From the publisher:
Spires combines hand management, a unique take on trick-taking, and set collection into a 25-minute game. 1-4 Players compete for cards in different markets to try to build out their tableaus.
What's in the box?
Spires is a card game that comes in a "bigger" small box. The box contains 108 cards, 1 good sized wooden marker for the first player and a multi-page glossy rule book. The wooden marker is a bit superfluous and could have simply been a card, but I believe was added as part of the original Kickstarter stretch goals.
The cards have a nice linen finish are a of good quality and should hold up to a lot of shuffling and playing. Card art is clean and bright and simpler, though in a good way. The small amount of iconography is also easy to identify and understand.
How do you play?
Though there is a solo variant included in the box, I have not tried it, as I feel that that sort of thing is more the kind of $1 app I'd play on my iPad instead of getting out a game and sitting down at the table. I am instead focusing on the standard play of the game which I've played with both three and four-player counts.
Each player is dealt a hand of five cards and takes three "selection" cards numbered 1-3. In the center of the play area are three markets (also numbered 1-3). One card is dealt to each market (face-up) for the players to see.
Each round, players will secretly select the market from which they wish to compete for the card at that market. When all players have selected, the selections are revealed and the fun begins.
- If you were the only player that selected the market, you simply take the card and place it face up in front of you.
- If two or more players selected the same market, they compete for the card by selecting a card from their hand as a bid for the market. Cards matching the suit of the market card are considered "trump", but otherwise, highest card wins the market AND all the cards bid by the players.
All cards acquired are placed face up in front of the players in overlapping stacks sorted by colors, so that everyone can see how many of each color a player has.
After all markets have been settled, cards are replaced in the markets and then players refill their hands to 5 cards. This is the only place that the start player marker matters - the refill happens starting with the player to the left of the marker - during the last hand(s), players may end up with fewer than 5 cards. Once all the cards have been acquired from the markets, players must discard a single card from their hand, and then place the remaining cards from their hand into their stacks of cards.
For each card in a stack of three or less cards, players get 5 points for each. For any stack with more than three cards, players lose a point for each card. There are also three symbols (crown, leaf, dagger) that appear on some cards - the player(s) with the most of each type of symbol (regardless of the stack that the card is in) gets a number of bonus points and the player with the most points has won the game.
Who is this game for / who will like this?
While this is a card game, it is not a traditional trick taking kind of game.
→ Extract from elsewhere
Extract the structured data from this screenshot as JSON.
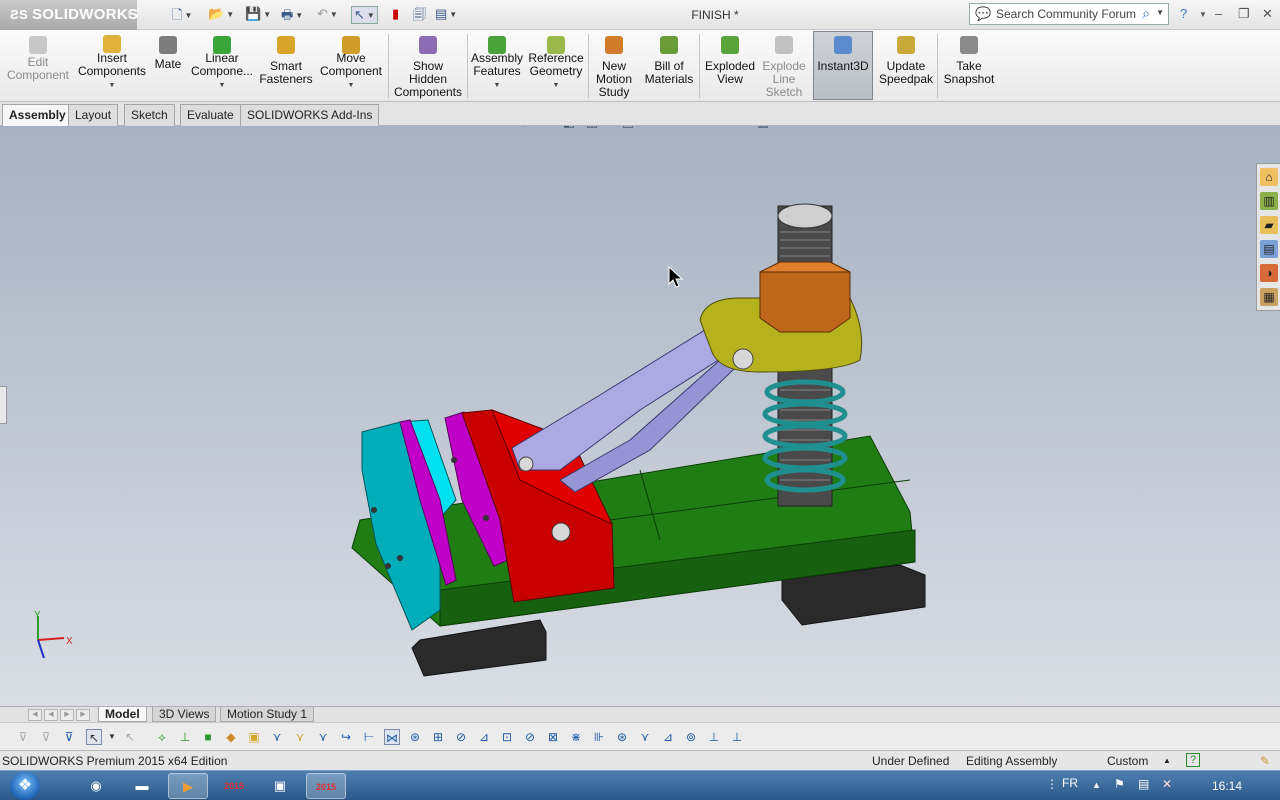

This is a game with a ton of player interaction and if you are the kind of person that enjoys the psychology of Rock-Paper-Scissors, you will love this game.
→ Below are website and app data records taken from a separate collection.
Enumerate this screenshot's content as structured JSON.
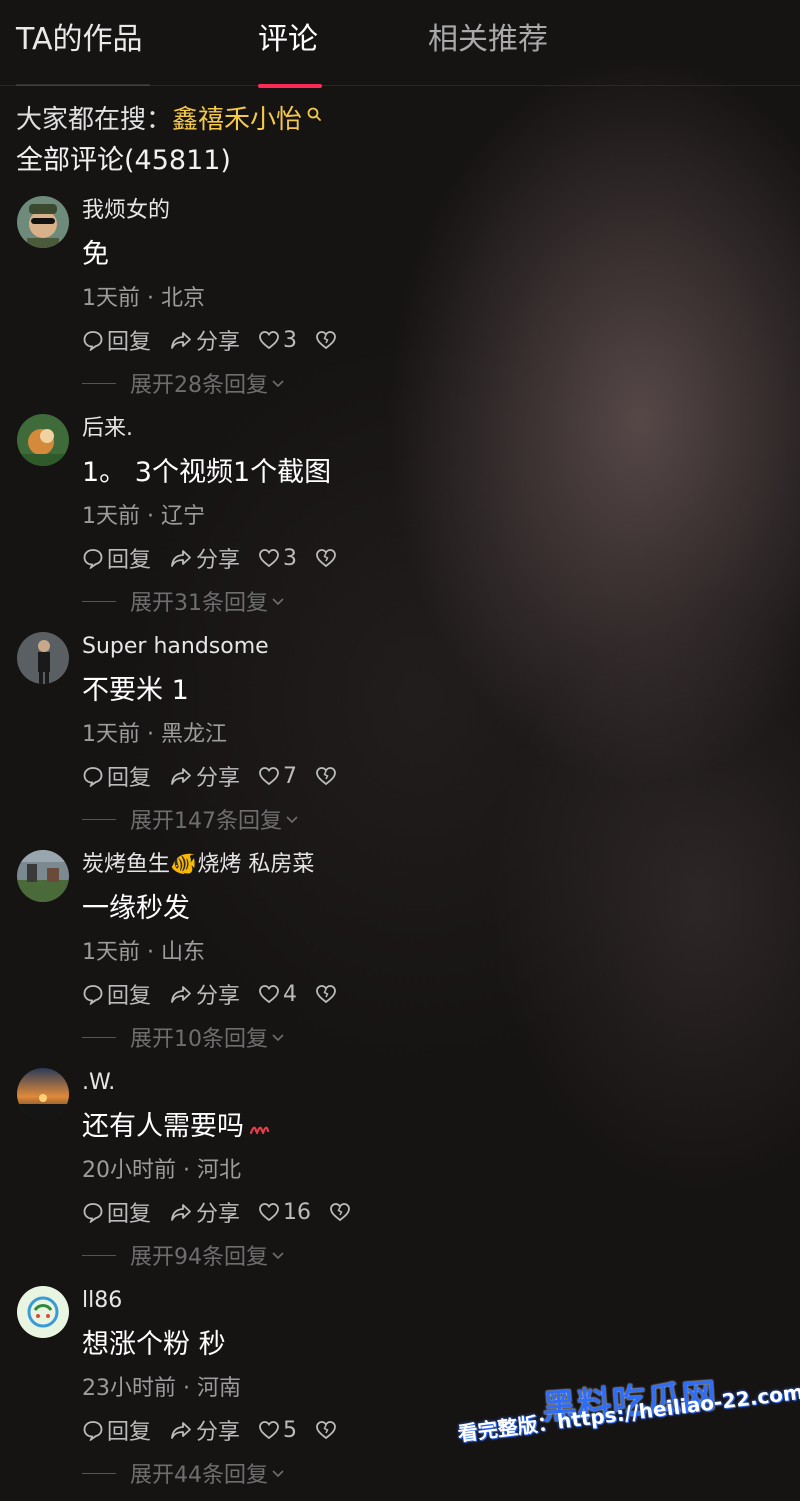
{
  "tabs": [
    {
      "label": "TA的作品"
    },
    {
      "label": "评论"
    },
    {
      "label": "相关推荐"
    }
  ],
  "search_suggest": {
    "prefix": "大家都在搜：",
    "term": "鑫禧禾小怡"
  },
  "comments_header": {
    "title": "全部评论(45811)"
  },
  "actions": {
    "reply": "回复",
    "share": "分享"
  },
  "comments": [
    {
      "user": "我烦女的",
      "text": "免",
      "meta": "1天前 · 北京",
      "likes": "3",
      "expand": "展开28条回复"
    },
    {
      "user": "后来.",
      "text": "1。 3个视频1个截图",
      "meta": "1天前 · 辽宁",
      "likes": "3",
      "expand": "展开31条回复"
    },
    {
      "user": "Super handsome",
      "text": "不要米 1",
      "meta": "1天前 · 黑龙江",
      "likes": "7",
      "expand": "展开147条回复"
    },
    {
      "user": "炭烤鱼生🐠烧烤 私房菜",
      "text": "一缘秒发",
      "meta": "1天前 · 山东",
      "likes": "4",
      "expand": "展开10条回复"
    },
    {
      "user": ".W.",
      "text": "还有人需要吗",
      "meta": "20小时前 · 河北",
      "likes": "16",
      "expand": "展开94条回复"
    },
    {
      "user": "ll86",
      "text": "想涨个粉 秒",
      "meta": "23小时前 · 河南",
      "likes": "5",
      "expand": "展开44条回复"
    }
  ],
  "watermark": {
    "logo": "黑料吃瓜网",
    "url": "看完整版：https://heiliao-22.com"
  },
  "colors": {
    "accent": "#fe2c55",
    "search_term": "#f4c94a",
    "watermark_blue": "#2f6df4"
  }
}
On top of the "guess what everyone else is going to select", there is some tricky hand management and set collection going on. While different from a lot of games, the game is simple enough to quickly pickup for non-gamers and should appeal to gamers and families as well. This is a great filler game to start or end a game night.
There is a fine balance with trying to acquire cards (the bonus for the majority symbols often makes taking those cards important) and trying not to acquire too many cards. You are also having to balance that out with the cards in your hand. Holding certain cards can be devastating to your score at the end of the game, but a lot of times, you just don't want to win a market and all the cards that will come with it. In fact, competing at markets is just as often about trying to underplay your opponents instead of winning. When you can foist a card onto your opponent and make their stack of three cards (15 points) into four cards (negative four points) - that's a big swing. There is a lot of trying to figure out what everyone else is trying to do, what they might go for, and then what they might actually play.
Add to this a couple of special cards - there are cards that are simply worth points, which you win and just set aside until the end. There are also cards that allow you to discard cards from the ones in front of you. That crap that your buddy just foisted on you? The discard card you win the next round can let you turn that stack of four cards back into a point scoring stack.
Its fast and furious and with just enough going on that you have to puzzle out both what you want to do and what others are trying to do. Its one of the best new games I've played in a long time and this is a game I'd run out to buy or easily recommend. It is good with three players and outstanding with four players.
My one caveat? I don't think it will work as well with two players. Yes, with two, you reduce the number of markets, but this kind of game plays best when there are more players than markets. With four players, you have a guarantee that two people (minimum) will be contesting a market. This makes a large difference in your approach, because you may not want any of the cards, but know that if you pick one that another player does want, you can dump junk off onto them. This is especially delicious when three or more players choose the same market and only one player really wanted the card there in the first place. Suddenly, nobody wants to gain four or more cards.
So there it is - a great filler game for three and outstanding (filler) game for four players. The play is fast, it is easy to pick up, but has great decisions that need to be made each round of the game.